For the German writer, it comes after spending seven years with the Dallas Mavericks icon, riding with him in vans to commercial shoots in Slovenia and watching him sweat his way into shape for yet another season in some random German gym. Sitting in the dugout with Nowitzki at his annual charity baseball game and talking to the future Hall of Famer through the inch-thick glass of a hyperbaric chamber. Seven years off and on at the elbow and somewhere near inside the mind of the best European basketball player ever.
The result is The Great Nowitzki: Basketball and the Meaning of Life, published in Germany in August 2019, a few months after Dirk announced his retirement from the NBA. It was translated into English and released in the United States by W.W. Norton in March, which is why Pletzinger will be in town this week.

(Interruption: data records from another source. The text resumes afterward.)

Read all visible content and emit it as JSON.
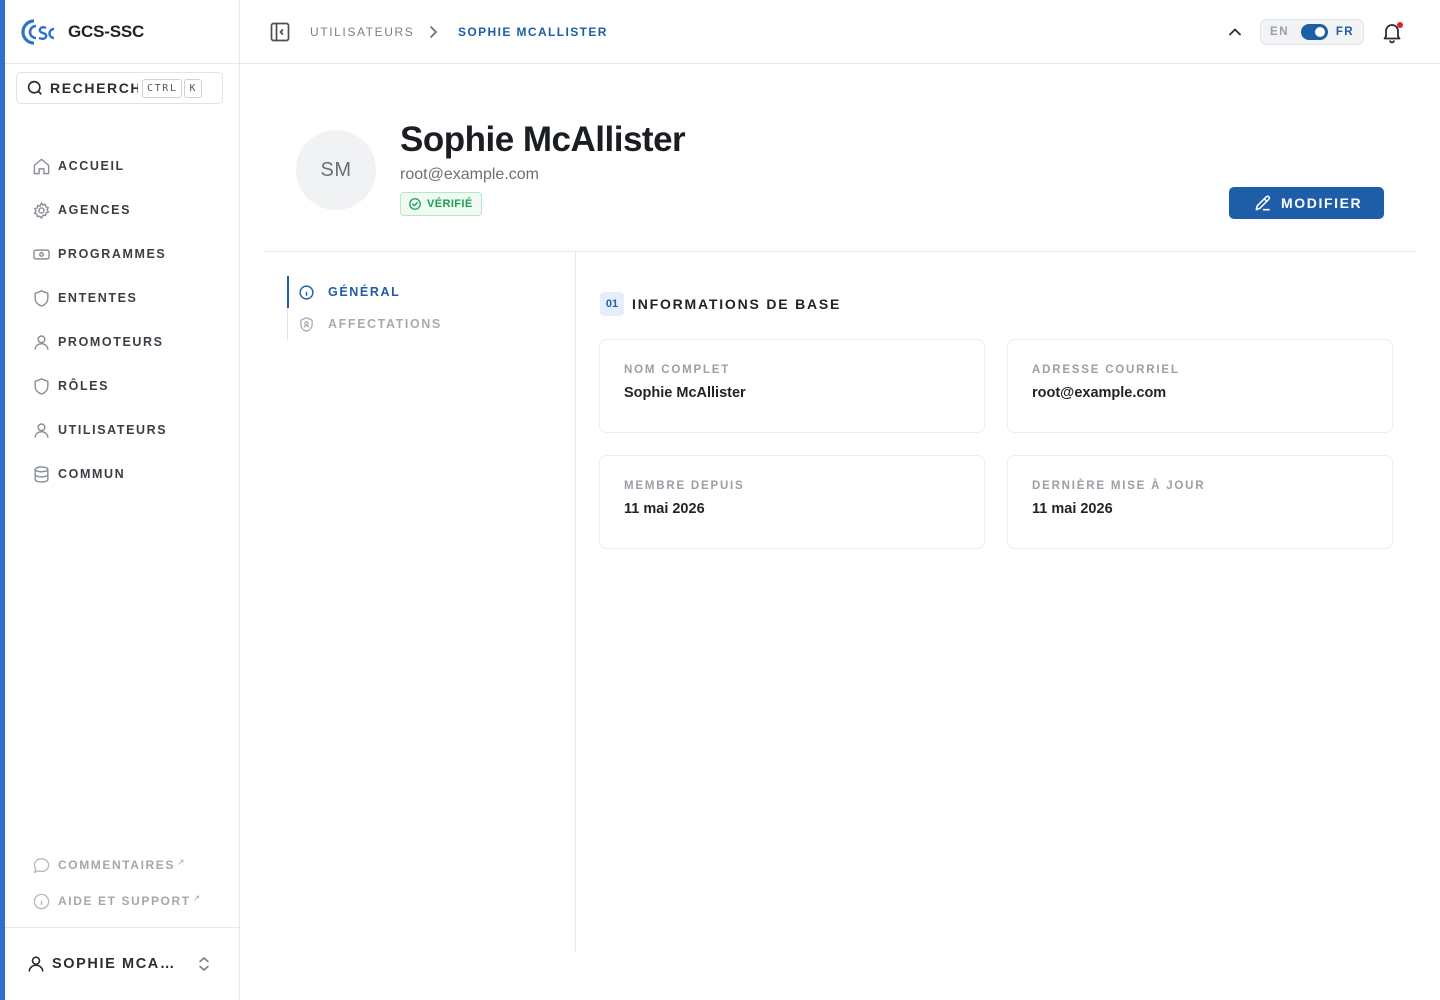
{
  "brand": {
    "name": "GCS-SSC"
  },
  "search": {
    "label": "RECHERCHER",
    "shortcut": [
      "CTRL",
      "K"
    ]
  },
  "sidebar": {
    "items": [
      {
        "label": "ACCUEIL",
        "icon": "home-icon"
      },
      {
        "label": "AGENCES",
        "icon": "gear-icon"
      },
      {
        "label": "PROGRAMMES",
        "icon": "banknote-icon"
      },
      {
        "label": "ENTENTES",
        "icon": "shield-icon"
      },
      {
        "label": "PROMOTEURS",
        "icon": "user-icon"
      },
      {
        "label": "RÔLES",
        "icon": "shield-icon"
      },
      {
        "label": "UTILISATEURS",
        "icon": "user-icon"
      },
      {
        "label": "COMMUN",
        "icon": "database-icon"
      }
    ],
    "footer": [
      {
        "label": "COMMENTAIRES",
        "icon": "message-icon"
      },
      {
        "label": "AIDE ET SUPPORT",
        "icon": "info-icon"
      }
    ],
    "user": {
      "name": "SOPHIE MCALLISTER"
    }
  },
  "breadcrumb": {
    "parent": "UTILISATEURS",
    "current": "SOPHIE MCALLISTER"
  },
  "language": {
    "left": "EN",
    "right": "FR",
    "active": "FR"
  },
  "profile": {
    "initials": "SM",
    "name": "Sophie McAllister",
    "email": "root@example.com",
    "badge": "VÉRIFIÉ",
    "edit_label": "MODIFIER"
  },
  "tabs": [
    {
      "label": "GÉNÉRAL",
      "active": true
    },
    {
      "label": "AFFECTATIONS",
      "active": false
    }
  ],
  "section": {
    "number": "01",
    "title": "INFORMATIONS DE BASE",
    "fields": [
      {
        "label": "NOM COMPLET",
        "value": "Sophie McAllister"
      },
      {
        "label": "ADRESSE COURRIEL",
        "value": "root@example.com"
      },
      {
        "label": "MEMBRE DEPUIS",
        "value": "11 mai 2026"
      },
      {
        "label": "DERNIÈRE MISE À JOUR",
        "value": "11 mai 2026"
      }
    ]
  },
  "colors": {
    "accent": "#1e5da8",
    "success": "#1b9f4f",
    "notification": "#e0252a"
  }
}
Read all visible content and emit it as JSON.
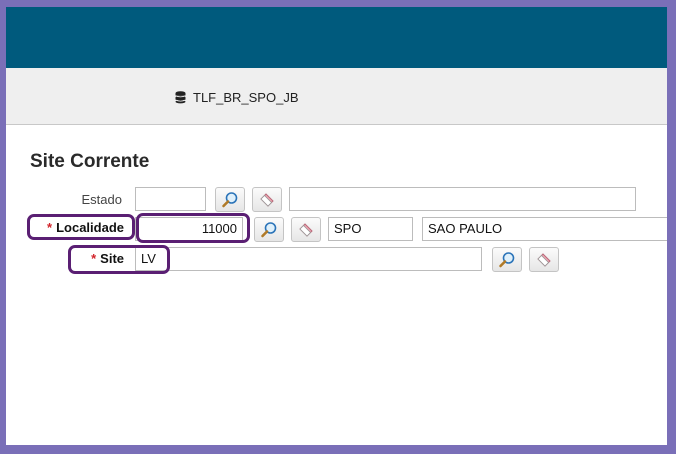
{
  "subheader": {
    "database_icon": "database-icon",
    "connection": "TLF_BR_SPO_JB"
  },
  "form": {
    "title": "Site Corrente",
    "required_mark": "*",
    "estado": {
      "label": "Estado",
      "value": "",
      "description": ""
    },
    "localidade": {
      "label": "Localidade",
      "value": "11000",
      "code": "SPO",
      "description": "SAO PAULO"
    },
    "site": {
      "label": "Site",
      "value": "LV"
    }
  },
  "icons": {
    "search": "magnifier-icon",
    "clear": "eraser-icon"
  },
  "colors": {
    "topbar": "#005a7d",
    "required": "#d2232a",
    "highlight": "#5a1f73"
  }
}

The Great Nowitzki is not only the definitive biography of the basketball legend, but it also serves as a mini biography of his coach/mentor/friend Holger Geschwindner. During his seven years of reporting the book, Pletzinger naturally spent plenty of time with Geschwindner, since his life (and story) is inextricable from that of his famous protégé. The writer was able to go inside the duo’s famous training sessions and observe, and what he witnessed explains much about the game and Nowitzki’s approach to it. I learned a surprising amount, especially considering I’ve spent a large portion of the past two decades thinking about Dirk.

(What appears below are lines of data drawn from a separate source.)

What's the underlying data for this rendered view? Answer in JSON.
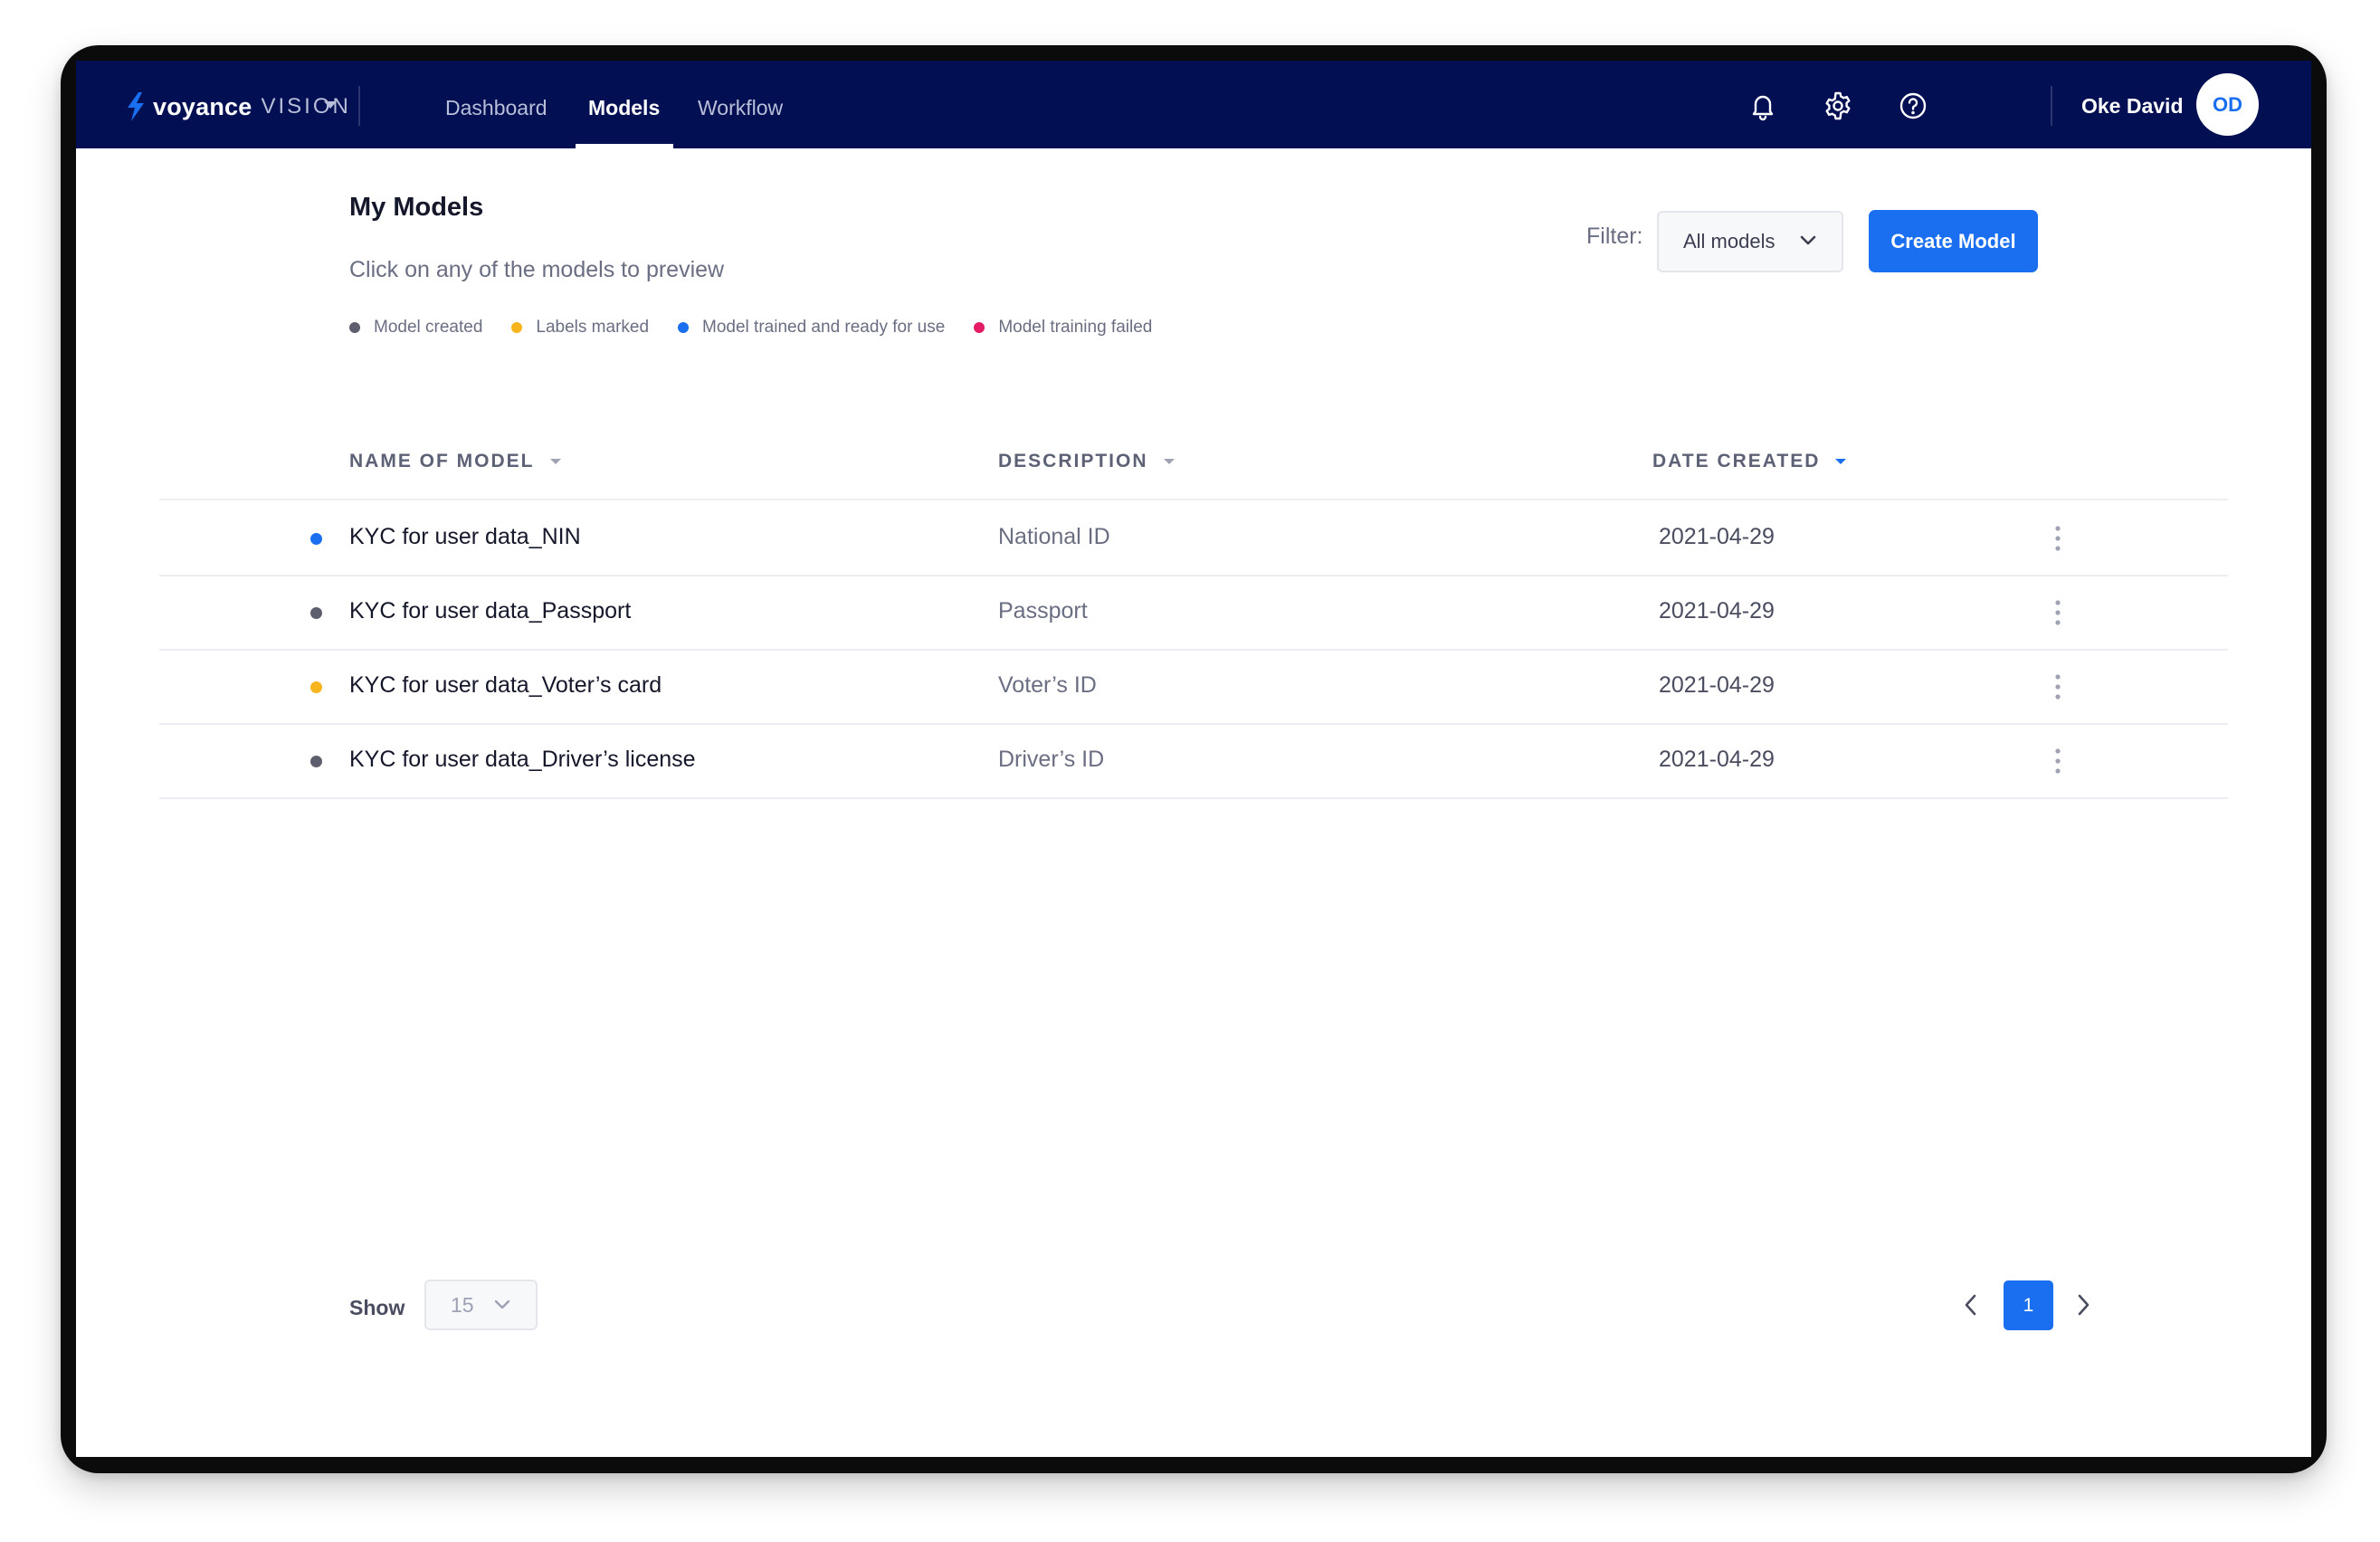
{
  "app": {
    "brand": "voyance",
    "product": "VISION"
  },
  "nav": {
    "tabs": [
      {
        "label": "Dashboard"
      },
      {
        "label": "Models"
      },
      {
        "label": "Workflow"
      }
    ],
    "active_tab": "Models",
    "icons": [
      "bell-icon",
      "gear-icon",
      "help-icon"
    ],
    "user": {
      "name": "Oke David",
      "initials": "OD"
    }
  },
  "header": {
    "title": "My Models",
    "subtitle": "Click on any of the models to preview",
    "filter_label": "Filter:",
    "filter_value": "All models",
    "create_button": "Create Model"
  },
  "legend": [
    {
      "label": "Model created",
      "color": "#5d5e6e"
    },
    {
      "label": "Labels marked",
      "color": "#f6b51d"
    },
    {
      "label": "Model trained and ready for use",
      "color": "#1a6ff0"
    },
    {
      "label": "Model training failed",
      "color": "#e51c64"
    }
  ],
  "table": {
    "columns": [
      "NAME OF MODEL",
      "DESCRIPTION",
      "DATE CREATED"
    ],
    "sorted_column": "DATE CREATED",
    "rows": [
      {
        "name": "KYC for user data_NIN",
        "description": "National ID",
        "date": "2021-04-29",
        "status": "trained",
        "status_color": "#1a6ff0"
      },
      {
        "name": "KYC for user data_Passport",
        "description": "Passport",
        "date": "2021-04-29",
        "status": "created",
        "status_color": "#5d5e6e"
      },
      {
        "name": "KYC for user data_Voter’s card",
        "description": "Voter’s ID",
        "date": "2021-04-29",
        "status": "labels",
        "status_color": "#f6b51d"
      },
      {
        "name": "KYC for user data_Driver’s license",
        "description": "Driver’s ID",
        "date": "2021-04-29",
        "status": "created",
        "status_color": "#5d5e6e"
      }
    ]
  },
  "footer": {
    "show_label": "Show",
    "page_size": "15",
    "current_page": "1"
  }
}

Most of those thoughts went into my own book, I See You Big German: What Dirk Nowitzki Means to Dallas (and Me), published by La Reunion/Deep Vellum last year. I See You Big German was never meant to the detailed biography that The Great Nowitzki is, but rather a complement to it. I say this even though I read it only after Pletzinger gave me an advance copy when I met him in January, when he came to Dallas for Dirk’s jersey retirement ceremony.
The truth is, I See You Big German exists in part because The Great Nowitzki does. Deep Vellum publisher Will Evans knows Pletzinger (because Evans knows everyone) and wanted to get the rights for the U.S. translation of The Great Nowitzki for his publishing house.

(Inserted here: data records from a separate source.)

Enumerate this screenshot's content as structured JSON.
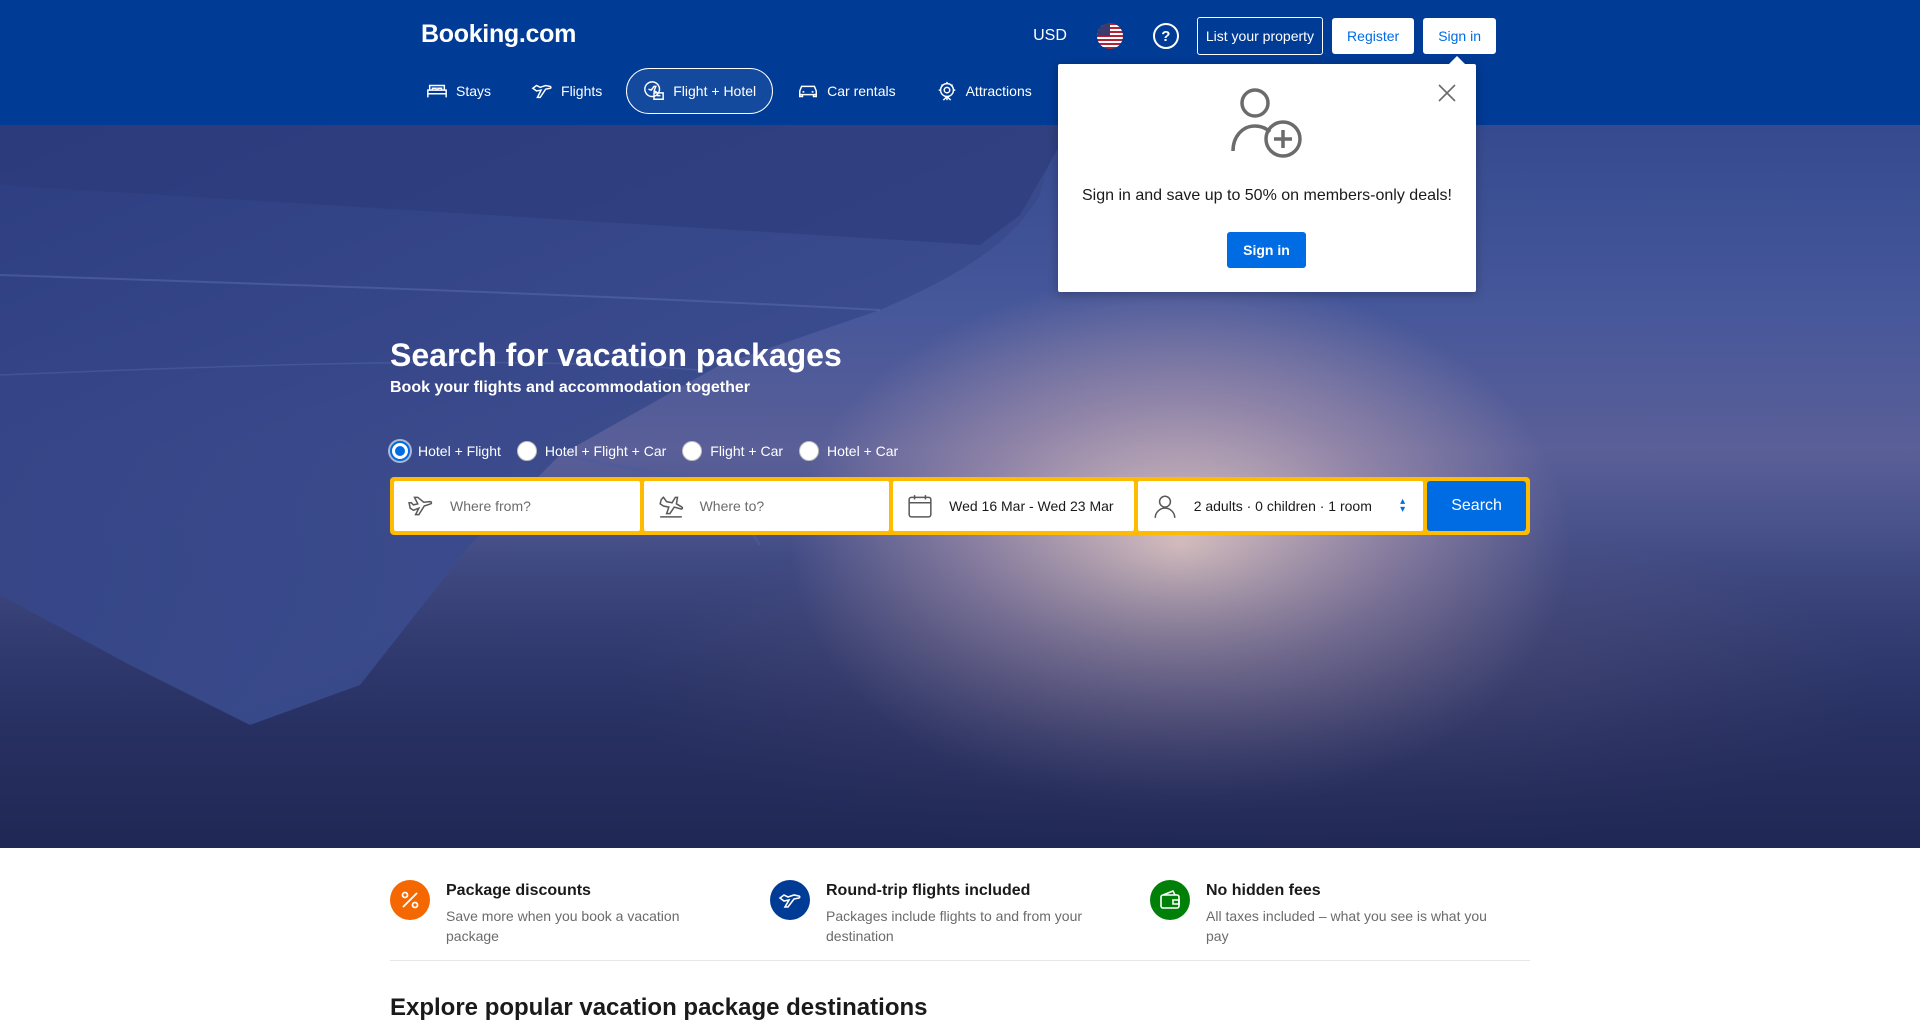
{
  "header": {
    "logo": "Booking.com",
    "currency": "USD",
    "flag_icon": "us-flag-icon",
    "help_icon": "help-icon",
    "list_property": "List your property",
    "register": "Register",
    "sign_in": "Sign in",
    "background": "#003b95"
  },
  "nav": {
    "items": [
      {
        "label": "Stays",
        "icon": "bed-icon"
      },
      {
        "label": "Flights",
        "icon": "plane-icon"
      },
      {
        "label": "Flight + Hotel",
        "icon": "flight-hotel-icon",
        "active": true
      },
      {
        "label": "Car rentals",
        "icon": "car-icon"
      },
      {
        "label": "Attractions",
        "icon": "attractions-icon"
      }
    ]
  },
  "hero": {
    "title": "Search for vacation packages",
    "subtitle": "Book your flights and accommodation together",
    "package_options": [
      {
        "label": "Hotel + Flight",
        "checked": true
      },
      {
        "label": "Hotel + Flight + Car",
        "checked": false
      },
      {
        "label": "Flight + Car",
        "checked": false
      },
      {
        "label": "Hotel + Car",
        "checked": false
      }
    ]
  },
  "search": {
    "from_placeholder": "Where from?",
    "to_placeholder": "Where to?",
    "dates": "Wed 16 Mar - Wed 23 Mar",
    "guests": "2 adults · 0 children · 1 room",
    "button": "Search",
    "frame_color": "#febb02",
    "accent": "#006ce4"
  },
  "popover": {
    "message": "Sign in and save up to 50% on members-only deals!",
    "button": "Sign in",
    "icon": "user-plus-icon",
    "close_icon": "close-icon"
  },
  "features": [
    {
      "title": "Package discounts",
      "desc": "Save more when you book a vacation package",
      "icon": "percent-icon",
      "color": "#f56700"
    },
    {
      "title": "Round-trip flights included",
      "desc": "Packages include flights to and from your destination",
      "icon": "plane-icon",
      "color": "#003b95"
    },
    {
      "title": "No hidden fees",
      "desc": "All taxes included – what you see is what you pay",
      "icon": "wallet-icon",
      "color": "#008009"
    }
  ],
  "section": {
    "title": "Explore popular vacation package destinations"
  }
}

He knew he wouldn’t be able to afford it, W.W. Norton picked up their exclusive option [edited because I misremembered this] but Evans still wanted a Dirk book for Deep Vellum, and that book had to have a different take, something a bit more personal. That, of course, led to I See You Big German, which I have described as “a memoir about Dirk Nowitzki,” since a not insignificant amount of the book is about me and my relationship with my now 18-year-old son.
When I met Pletzinger, he told me it was funny that, despite our wildly different approaches, we ended up going to some of the places in what we wrote—not just about Dirk, of course, but life in general. How we see things. That’s one of the topics I plan to discuss with Pletzinger at The Wild Detectives Thursday evening. It’s a ticketed event—admission gets you a copy of The Great Nowitzki—and I can promise you it’ll be worth your time and money. All I’ll say is we have a surprise or two in store.